Supporting the mask and other policies
Instructors should review the University’s mask policy, which could change over the course of the semester. The authoritative source for the mask policy, as well as all other policies, is the COVID-19 Information website, Policies and Protocols.
In addition, suggested practices include:
- modeling strategies for sipping water while masked (straw)
- for group work, have students work with the same group all the time. This creates cohesion, supports peer-to-peer reliance, and lessens the number of individuals that each student is in close contact with. Note that the University is complying with CDC ventilation guidelines, detailed at the Facility CoronaVirus FAQs.
Maximizing communication with masks
- Dress in layers and get ready to sweat. Teaching with a mask is different from going to the grocery store masked, or even talking with a few friends masked. Projecting your voice across a classroom and speaking at length, often while moving and gesturing, is a bit of work-out for your cardiovascular system as well as your voice. Wear layers, and get ready to shed them. It’s hot under the mask.
- Raise the issue of the communication challenge with students. Students need to know that communication is a shared problem. Ask them to join you in addressing the challenge.
- Experiment with different masks. Audibility and comfort vary with different masks. Bring several, and try them out.
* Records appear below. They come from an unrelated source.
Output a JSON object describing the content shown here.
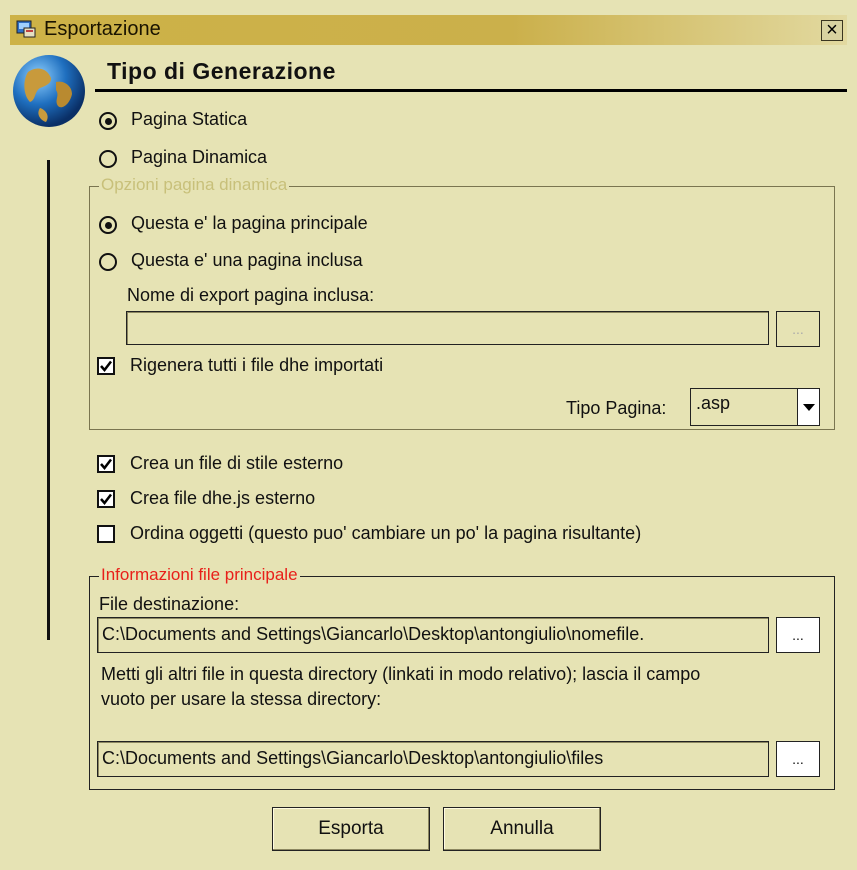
{
  "window": {
    "title": "Esportazione",
    "close_label": "×"
  },
  "heading": "Tipo di Generazione",
  "generation": {
    "static_label": "Pagina Statica",
    "dynamic_label": "Pagina Dinamica",
    "selected": "static"
  },
  "dynamic_options": {
    "legend": "Opzioni pagina dinamica",
    "main_page_label": "Questa e' la pagina principale",
    "included_page_label": "Questa e' una pagina inclusa",
    "selected": "main",
    "export_name_label": "Nome di export pagina inclusa:",
    "export_name_value": "",
    "browse_label": "...",
    "regenerate_label": "Rigenera tutti i file dhe importati",
    "regenerate_checked": true,
    "page_type_label": "Tipo Pagina:",
    "page_type_value": ".asp"
  },
  "options": {
    "external_style_label": "Crea un file di stile esterno",
    "external_style_checked": true,
    "external_js_label": "Crea file dhe.js esterno",
    "external_js_checked": true,
    "sort_objects_label": "Ordina oggetti (questo puo' cambiare un po' la pagina risultante)",
    "sort_objects_checked": false
  },
  "main_file": {
    "legend": "Informazioni file principale",
    "dest_label": "File destinazione:",
    "dest_value": "C:\\Documents and Settings\\Giancarlo\\Desktop\\antongiulio\\nomefile.",
    "dir_help_line1": "Metti gli altri file in questa directory (linkati in modo relativo); lascia il campo",
    "dir_help_line2": "vuoto per usare la stessa directory:",
    "dir_value": "C:\\Documents and Settings\\Giancarlo\\Desktop\\antongiulio\\files",
    "browse_label": "..."
  },
  "buttons": {
    "export_label": "Esporta",
    "cancel_label": "Annulla"
  },
  "colors": {
    "background": "#e6e3b4",
    "legend_disabled": "#c8c07a",
    "legend_accent": "#e8201a"
  }
}
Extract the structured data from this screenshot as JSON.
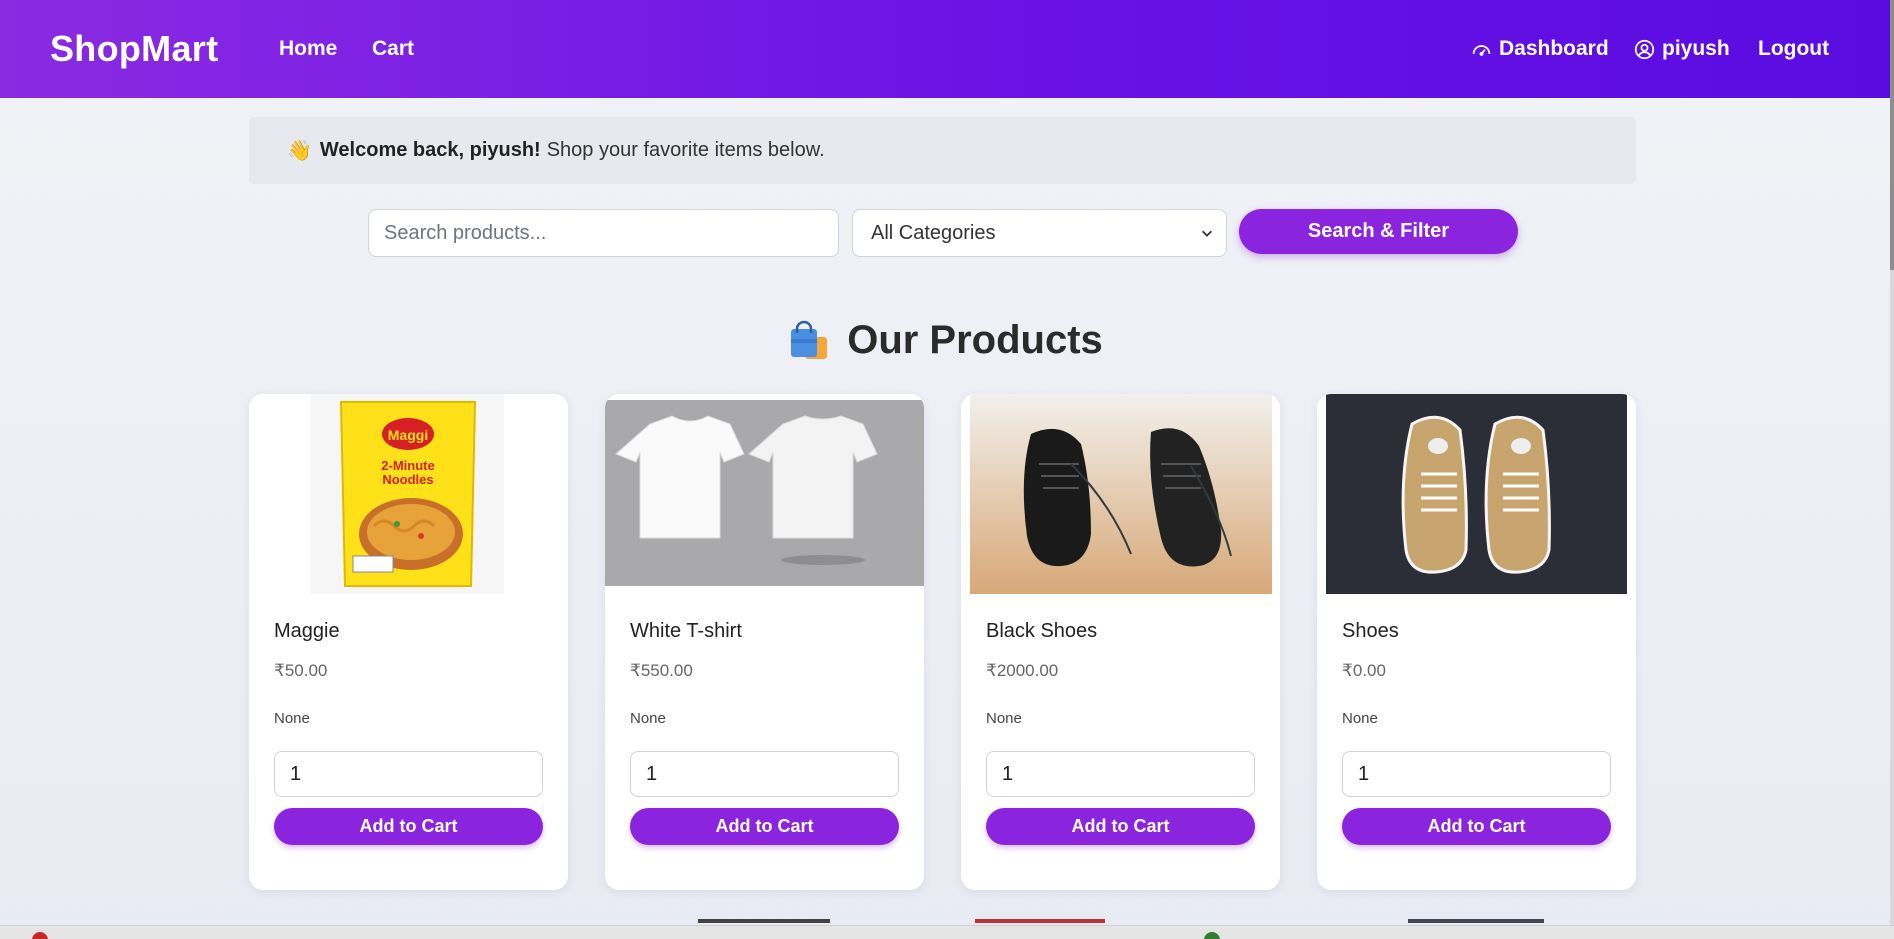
{
  "navbar": {
    "brand": "ShopMart",
    "links": {
      "home": "Home",
      "cart": "Cart",
      "dashboard": "Dashboard",
      "user": "piyush",
      "logout": "Logout"
    },
    "gradient_start": "#8a2be2",
    "gradient_end": "#5a0ce0"
  },
  "welcome": {
    "emoji": "👋",
    "bold": "Welcome back, piyush!",
    "text": "Shop your favorite items below."
  },
  "search": {
    "placeholder": "Search products...",
    "value": "",
    "category_selected": "All Categories",
    "button_label": "Search & Filter"
  },
  "products_heading": {
    "icon": "shopping-bags-icon",
    "title": "Our Products"
  },
  "products": [
    {
      "name": "Maggie",
      "price": "₹50.00",
      "description": "None",
      "quantity": "1",
      "button": "Add to Cart",
      "image": "maggi-noodles-pack"
    },
    {
      "name": "White T-shirt",
      "price": "₹550.00",
      "description": "None",
      "quantity": "1",
      "button": "Add to Cart",
      "image": "white-tshirts"
    },
    {
      "name": "Black Shoes",
      "price": "₹2000.00",
      "description": "None",
      "quantity": "1",
      "button": "Add to Cart",
      "image": "black-leather-shoes"
    },
    {
      "name": "Shoes",
      "price": "₹0.00",
      "description": "None",
      "quantity": "1",
      "button": "Add to Cart",
      "image": "tan-canvas-sneakers"
    }
  ],
  "colors": {
    "accent": "#8a24de",
    "page_bg": "#eef0f6",
    "card_bg": "#ffffff"
  }
}
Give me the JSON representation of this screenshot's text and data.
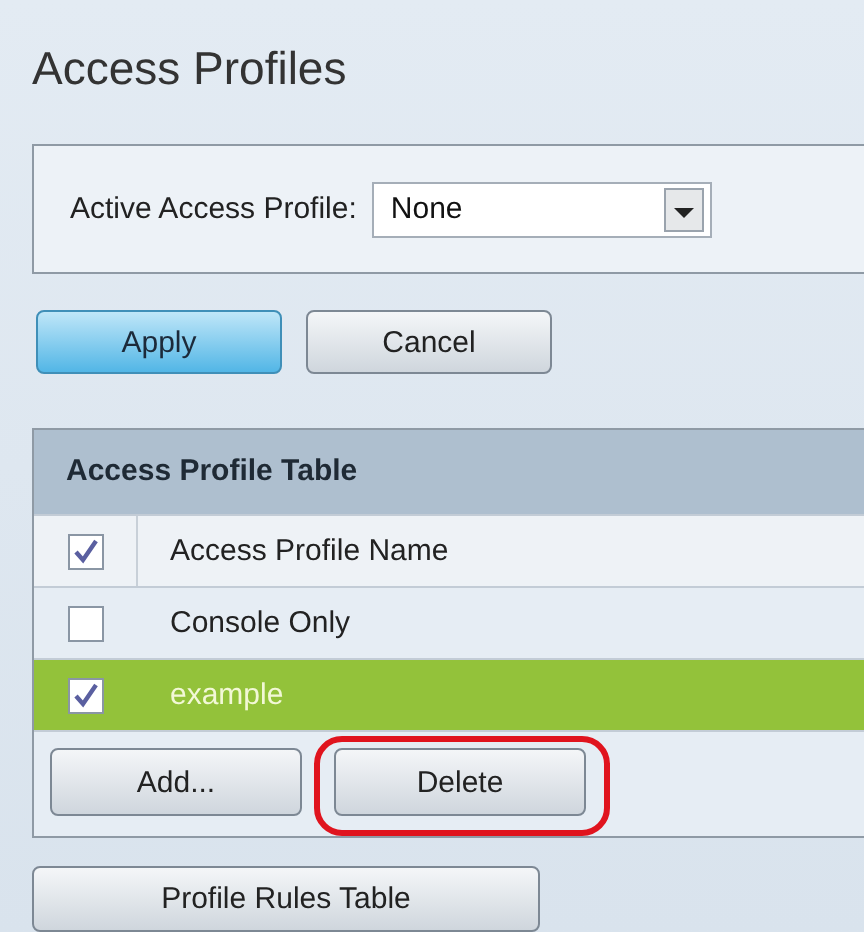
{
  "page": {
    "title": "Access Profiles"
  },
  "settings": {
    "label": "Active Access Profile:",
    "select_value": "None"
  },
  "form_buttons": [
    {
      "label": "Apply",
      "primary": true
    },
    {
      "label": "Cancel",
      "primary": false
    }
  ],
  "table": {
    "title": "Access Profile Table",
    "header": {
      "label": "Access Profile Name",
      "checked": true
    },
    "rows": [
      {
        "name": "Console Only",
        "checked": false,
        "selected": false
      },
      {
        "name": "example",
        "checked": true,
        "selected": true
      }
    ],
    "buttons": [
      {
        "label": "Add...",
        "circled": false
      },
      {
        "label": "Delete",
        "circled": true
      }
    ]
  },
  "footer_button": {
    "label": "Profile Rules Table"
  }
}
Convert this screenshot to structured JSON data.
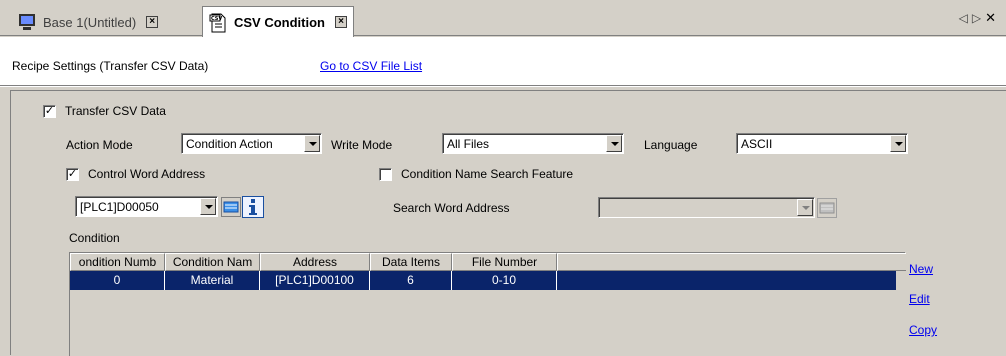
{
  "tabs": [
    {
      "label": "Base 1(Untitled)",
      "active": false
    },
    {
      "label": "CSV Condition",
      "active": true
    }
  ],
  "tab_nav": {
    "prev": "◁",
    "next": "▷",
    "close": "✕"
  },
  "header": {
    "title": "Recipe Settings (Transfer CSV Data)",
    "link": "Go to CSV File List"
  },
  "transfer_csv": {
    "label": "Transfer CSV Data",
    "checked": true
  },
  "action_mode": {
    "label": "Action Mode",
    "value": "Condition Action"
  },
  "write_mode": {
    "label": "Write Mode",
    "value": "All Files"
  },
  "language": {
    "label": "Language",
    "value": "ASCII"
  },
  "control_word": {
    "label": "Control Word Address",
    "checked": true,
    "value": "[PLC1]D00050"
  },
  "condition_search": {
    "label": "Condition Name Search Feature",
    "checked": false
  },
  "search_word": {
    "label": "Search Word Address",
    "value": ""
  },
  "condition": {
    "label": "Condition",
    "columns": [
      "ondition Numb",
      "Condition Nam",
      "Address",
      "Data Items",
      "File Number"
    ],
    "rows": [
      [
        "0",
        "Material",
        "[PLC1]D00100",
        "6",
        "0-10"
      ]
    ]
  },
  "actions": {
    "new": "New",
    "edit": "Edit",
    "copy": "Copy"
  },
  "colors": {
    "selection": "#0a246a",
    "link": "#0000ee",
    "face": "#d4d0c8"
  }
}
If you find a great one, let us know.
- Consider technological alternatives to an oral discussion, even in the classroom!
- Check your audibility. Ask students if they can hear you, and to raise their hand or otherwise indicate if they cannot. If you are having trouble being heard, try these tips from the Instructional Technology and Design Services team. In addition:
- Use captioning technologies through Google Slides or Zoom live captions.
- Tips from East Carolina University’s Speech Communications director, Pam Hopkins.
- Check out this review of masks, and consider a lapel microphone to enhance your projection.
- Consider a mask bracket that pulls the mask away from you, making you more audible, and also preventing the mask from being pulled into your mouth each time you take a big breath.
- Face the person(s) you are speaking to, speak slowly, add pauses, and do not shout (it makes it worse).
- Project your voice by speaking from your diaphragm, to make your voice deeper and more resonant.
- Check your hearing. If you anticipate difficulty hearing students, you are not alone. Some suggestions
- Ask students to stand when they speak. It works.
- Insist that only one person speaks at a time.
- Move around the room, positioning yourself closer to students who speak softly.
- Repeat student contributions if you can hear them and you think others cannot; or, alternatively, ask louder neighbors of soft students to repeat student contributions.
- If you wear a hearing aid (great!), here are some tips on wearing masks with hearing aids.
- Enlist students’ help in transcribing speakers’ points in a shared, projected google doc that you, and other students who can’t hear, can read from.
- Review these tips on hearing better in the classroom from Dr. Olson at the University of Arizona (warning: purchases required)